## Problem details
Set down every entry exactly as it was written.
Dataset records: Begin
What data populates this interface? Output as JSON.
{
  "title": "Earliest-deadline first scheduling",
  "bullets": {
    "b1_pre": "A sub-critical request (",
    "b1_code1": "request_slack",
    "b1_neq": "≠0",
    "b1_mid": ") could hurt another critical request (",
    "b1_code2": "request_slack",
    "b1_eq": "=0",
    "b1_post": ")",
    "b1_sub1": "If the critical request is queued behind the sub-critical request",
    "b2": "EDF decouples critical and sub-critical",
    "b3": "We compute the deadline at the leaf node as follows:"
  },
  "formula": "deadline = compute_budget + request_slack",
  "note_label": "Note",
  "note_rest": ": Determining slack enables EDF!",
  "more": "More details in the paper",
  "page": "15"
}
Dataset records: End
## Answer for this exercise
What data populates this interface? Output as JSON.
{
  "title": "Earliest-deadline first scheduling",
  "bullets": {
    "b1_pre": "A sub-critical request (",
    "b1_code1": "request_slack",
    "b1_neq": "≠0",
    "b1_mid": ") could hurt another critical request (",
    "b1_code2": "request_slack",
    "b1_eq": "=0",
    "b1_post": ")",
    "b1_sub1": "If the critical request is queued behind the sub-critical request",
    "b2": "EDF decouples critical and sub-critical",
    "b3": "We compute the deadline at the leaf node as follows:"
  },
  "formula": "deadline = compute_budget + request_slack",
  "note_label": "Note",
  "note_rest": ": Determining slack enables EDF!",
  "more": "More details in the paper",
  "page": "15"
}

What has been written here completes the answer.